Remember Cognito user pool is an authentication service — It is not an authorisation service. So you will have to implement the authorisation management yourself.
Also if you want Cognito user pool users to access any of the AWS resources e.g. S3, RESTful services hosted on API gateway — then you will need to integrate the Cognito user pool with a Cognito Identity pool. The Cognito identity pool is capable of using Cognito user pool as an identity provider and issue an AWS IAM token using which Cognito user pool users can access AWS resources that are protected by AWS IAM policies. Expect more about this in the article on Cognito Identity Pool.
When should you use Cognito User Pool?
Use case 1: If you have a backend services (e.g. Spring boot based REST APIs hosted on EC2) that is already having authorisation support, you can use Cognito user pool as authentication provider.
User case 2: If you have a web application that requires user identity to personalise their experience.
Cognito User Pool & Server-less Architecture
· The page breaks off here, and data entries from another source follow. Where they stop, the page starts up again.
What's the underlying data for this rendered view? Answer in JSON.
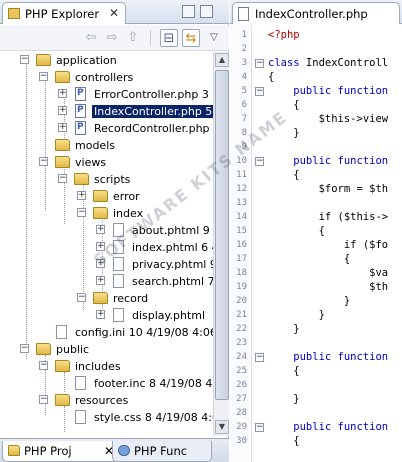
{
  "explorer": {
    "tab_label": "PHP Explorer",
    "close_glyph": "✕",
    "tree": [
      {
        "label": "application",
        "type": "folder",
        "expanded": true
      },
      {
        "label": "controllers",
        "type": "folder",
        "expanded": true
      },
      {
        "label": "ErrorController.php 3",
        "type": "php"
      },
      {
        "label": "IndexController.php 5",
        "type": "php",
        "selected": true
      },
      {
        "label": "RecordController.php",
        "type": "php"
      },
      {
        "label": "models",
        "type": "folder"
      },
      {
        "label": "views",
        "type": "folder",
        "expanded": true
      },
      {
        "label": "scripts",
        "type": "folder",
        "expanded": true
      },
      {
        "label": "error",
        "type": "folder"
      },
      {
        "label": "index",
        "type": "folder",
        "expanded": true
      },
      {
        "label": "about.phtml 9",
        "type": "text"
      },
      {
        "label": "index.phtml 6  4",
        "type": "text"
      },
      {
        "label": "privacy.phtml 9",
        "type": "text"
      },
      {
        "label": "search.phtml 7",
        "type": "text"
      },
      {
        "label": "record",
        "type": "folder",
        "expanded": true
      },
      {
        "label": "display.phtml",
        "type": "text"
      },
      {
        "label": "config.ini 10  4/19/08 4:06 P",
        "type": "text"
      },
      {
        "label": "public",
        "type": "folder",
        "expanded": true
      },
      {
        "label": "includes",
        "type": "folder",
        "expanded": true
      },
      {
        "label": "footer.inc 8  4/19/08 4:",
        "type": "text"
      },
      {
        "label": "resources",
        "type": "folder",
        "expanded": true
      },
      {
        "label": "style.css 8  4/19/08 4:0",
        "type": "text"
      }
    ]
  },
  "bottom_tabs": [
    {
      "label": "PHP Proj",
      "close": "✕"
    },
    {
      "label": "PHP Func"
    }
  ],
  "editor": {
    "tab_label": "IndexController.php",
    "line_numbers": [
      "1",
      "2",
      "3",
      "4",
      "5",
      "6",
      "7",
      "8",
      "9",
      "10",
      "11",
      "12",
      "13",
      "14",
      "15",
      "16",
      "17",
      "18",
      "19",
      "20",
      "21",
      "22",
      "23",
      "24",
      "25",
      "26",
      "27",
      "28",
      "29",
      "30"
    ],
    "code": {
      "l1": "<?php",
      "l3a": "class",
      "l3b": " IndexControll",
      "l4": "{",
      "l5a": "    public",
      "l5b": " function",
      "l6": "    {",
      "l7": "        $this->view",
      "l8": "    }",
      "l10a": "    public",
      "l10b": " function",
      "l11": "    {",
      "l12": "        $form = $th",
      "l14": "        if ($this->",
      "l15": "        {",
      "l16": "            if ($fo",
      "l17": "            {",
      "l18": "                $va",
      "l19": "                $th",
      "l20": "            }",
      "l21": "        }",
      "l22": "    }",
      "l24a": "    public",
      "l24b": " function",
      "l25": "    {",
      "l27": "    }",
      "l29a": "    public",
      "l29b": " function",
      "l30": "    {"
    }
  },
  "watermark": "SOFTWARE KITS NAME"
}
If you are building a server less application on AWS ans want your end users to have seamless access to it — just having Cognito user pool is not enough. In a server-less application most resources that the user will need to access are protected by AWS IAM infrastructure such as RESTful services hosted on API Gateway, Files stored on S3. In order to access such resources, the users need an AWS IAM access token. Cognito user pool is not capable of issuing an AWS IAM access token. This is the job of the Cognito Identity Pool. You have to integrate Cognito user pool with Cognito identity pool for this purpose. For server less application use case, it is also recommended that you do not integrate social identity providers with your Cognito user pool. Instead integrate the social identity providers as additional identity providers along with Cognito user pool in the Cognito identity pool. This allows the users to user social or Cognito user pool credentials to sign-in and access your server less application. With such configuration, client applications integrating social login do not have to use the “hosted UI” for the sign-up / sign-in experience allowing much needed flexibility in sign-up / sign-in UX design.